“Mr. John E. Baird, Mr. W. Dewees Wood, Miss Tillie Baird and Miss Gertrude Wood gave us our candles, toys, dolls and shawls, all the gifts of love that made us happy last Christmas. Miss Tillie Baird lesson rolls and illustrations.  Then the Protestant Episcopal Church of the Nativity, Phila., calls our Chapel ‘her little daughter.’  Then again Mrs. W. Dewees Wood sent us a splendid box of goods, and little Miss Gertrude Wood, whose sweet face smiles at us from the picture on the organ is the one we are indebted to for a great many favors.”


Robert Johnson married Nannie Griffin

Robert Gardner married Ella Gay

J. A. Bobbett married Mollie Marshall

M. Schenedeker married Rebecca Bennett

Joseph Hickey married Mary Beran

C. M. Frazier married Ophelia Griffin

T. C. Graham married Fannie Hawkins


Mr. George Cyrus

Mrs. Leah Gardner

Mrs. James Lucas

Mrs. Sam Williams


Ophelia C. Johnson

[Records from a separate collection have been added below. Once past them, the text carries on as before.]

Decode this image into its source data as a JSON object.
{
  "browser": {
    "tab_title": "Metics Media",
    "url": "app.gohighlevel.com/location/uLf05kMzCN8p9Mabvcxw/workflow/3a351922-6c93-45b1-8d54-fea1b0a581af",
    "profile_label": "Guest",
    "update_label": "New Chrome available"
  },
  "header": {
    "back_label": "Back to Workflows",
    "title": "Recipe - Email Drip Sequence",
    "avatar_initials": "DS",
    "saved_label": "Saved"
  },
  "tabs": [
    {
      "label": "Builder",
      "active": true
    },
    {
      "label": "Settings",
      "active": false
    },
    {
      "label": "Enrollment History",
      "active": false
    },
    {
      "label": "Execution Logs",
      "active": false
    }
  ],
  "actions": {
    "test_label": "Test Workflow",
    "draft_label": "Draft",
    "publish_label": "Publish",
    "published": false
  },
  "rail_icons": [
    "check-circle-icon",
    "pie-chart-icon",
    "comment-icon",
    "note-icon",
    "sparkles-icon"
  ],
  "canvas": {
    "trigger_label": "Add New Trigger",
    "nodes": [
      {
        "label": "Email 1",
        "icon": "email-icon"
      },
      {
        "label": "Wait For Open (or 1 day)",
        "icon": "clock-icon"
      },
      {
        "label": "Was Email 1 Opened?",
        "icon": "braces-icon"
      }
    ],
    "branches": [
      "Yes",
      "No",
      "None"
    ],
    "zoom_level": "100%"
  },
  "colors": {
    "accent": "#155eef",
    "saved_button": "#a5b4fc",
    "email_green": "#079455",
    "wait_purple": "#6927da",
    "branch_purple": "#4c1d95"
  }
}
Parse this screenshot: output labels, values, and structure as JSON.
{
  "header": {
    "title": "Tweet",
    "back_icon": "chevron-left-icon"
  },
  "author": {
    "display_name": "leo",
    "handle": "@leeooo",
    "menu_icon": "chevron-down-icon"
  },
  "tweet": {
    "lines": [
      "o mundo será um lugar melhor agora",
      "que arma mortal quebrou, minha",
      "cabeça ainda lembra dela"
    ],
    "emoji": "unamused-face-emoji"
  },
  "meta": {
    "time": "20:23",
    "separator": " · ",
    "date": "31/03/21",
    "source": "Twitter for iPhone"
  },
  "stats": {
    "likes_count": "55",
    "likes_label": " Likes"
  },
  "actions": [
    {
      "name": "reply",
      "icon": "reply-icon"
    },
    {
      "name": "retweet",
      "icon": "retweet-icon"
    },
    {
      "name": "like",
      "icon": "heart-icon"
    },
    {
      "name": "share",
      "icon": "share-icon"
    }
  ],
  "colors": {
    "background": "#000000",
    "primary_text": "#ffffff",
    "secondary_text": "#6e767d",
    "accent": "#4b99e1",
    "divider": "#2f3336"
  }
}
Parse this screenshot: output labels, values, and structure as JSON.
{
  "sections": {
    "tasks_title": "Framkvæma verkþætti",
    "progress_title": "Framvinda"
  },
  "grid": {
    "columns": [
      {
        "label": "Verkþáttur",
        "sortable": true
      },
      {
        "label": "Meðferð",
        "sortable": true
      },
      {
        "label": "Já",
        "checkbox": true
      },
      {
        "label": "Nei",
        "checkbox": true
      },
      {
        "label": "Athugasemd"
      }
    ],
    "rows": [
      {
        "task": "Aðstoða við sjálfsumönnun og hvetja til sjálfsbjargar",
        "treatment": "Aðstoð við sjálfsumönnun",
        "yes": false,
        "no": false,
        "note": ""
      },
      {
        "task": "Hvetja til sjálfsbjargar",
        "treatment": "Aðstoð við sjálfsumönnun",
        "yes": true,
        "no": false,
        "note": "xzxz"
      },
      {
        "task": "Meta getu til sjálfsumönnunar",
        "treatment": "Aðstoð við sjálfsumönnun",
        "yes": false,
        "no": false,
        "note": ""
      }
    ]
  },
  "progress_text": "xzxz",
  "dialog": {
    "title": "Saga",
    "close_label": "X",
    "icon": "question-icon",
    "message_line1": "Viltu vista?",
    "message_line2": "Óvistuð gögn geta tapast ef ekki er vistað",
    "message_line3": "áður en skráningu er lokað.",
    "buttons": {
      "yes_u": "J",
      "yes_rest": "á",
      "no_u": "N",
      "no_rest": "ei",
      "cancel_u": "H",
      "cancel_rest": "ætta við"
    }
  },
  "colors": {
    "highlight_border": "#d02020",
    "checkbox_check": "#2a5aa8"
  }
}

Source: The article “In Search of Argo” was written by Louise Fuller, an ardent researcher, genealogist and charter member of Tar River Connections Genealogical Society. Mrs. Fuller has since passed away. “More on Argo…” was taken from the Argo Chapel Bulletin for Christmas, 1896.  The bulletin was provided by Margaret Graham Booth of Red Oak, NC. Her father, came to Nash County from Philadelphia to work at the Argo mine.  No mention is made of denomination. However, the chapel was sponsored by the Protestant Episcopal Church of the Nativity in Philadelphia. [note from Margaret Strickland]

These stories were published in THE CONNECTOR, NEWSLETTER OF TAR RIVER CONNECTIONS GENEALOGICAL SOCIETY in the Fall 1997 and Winter 1998 issues.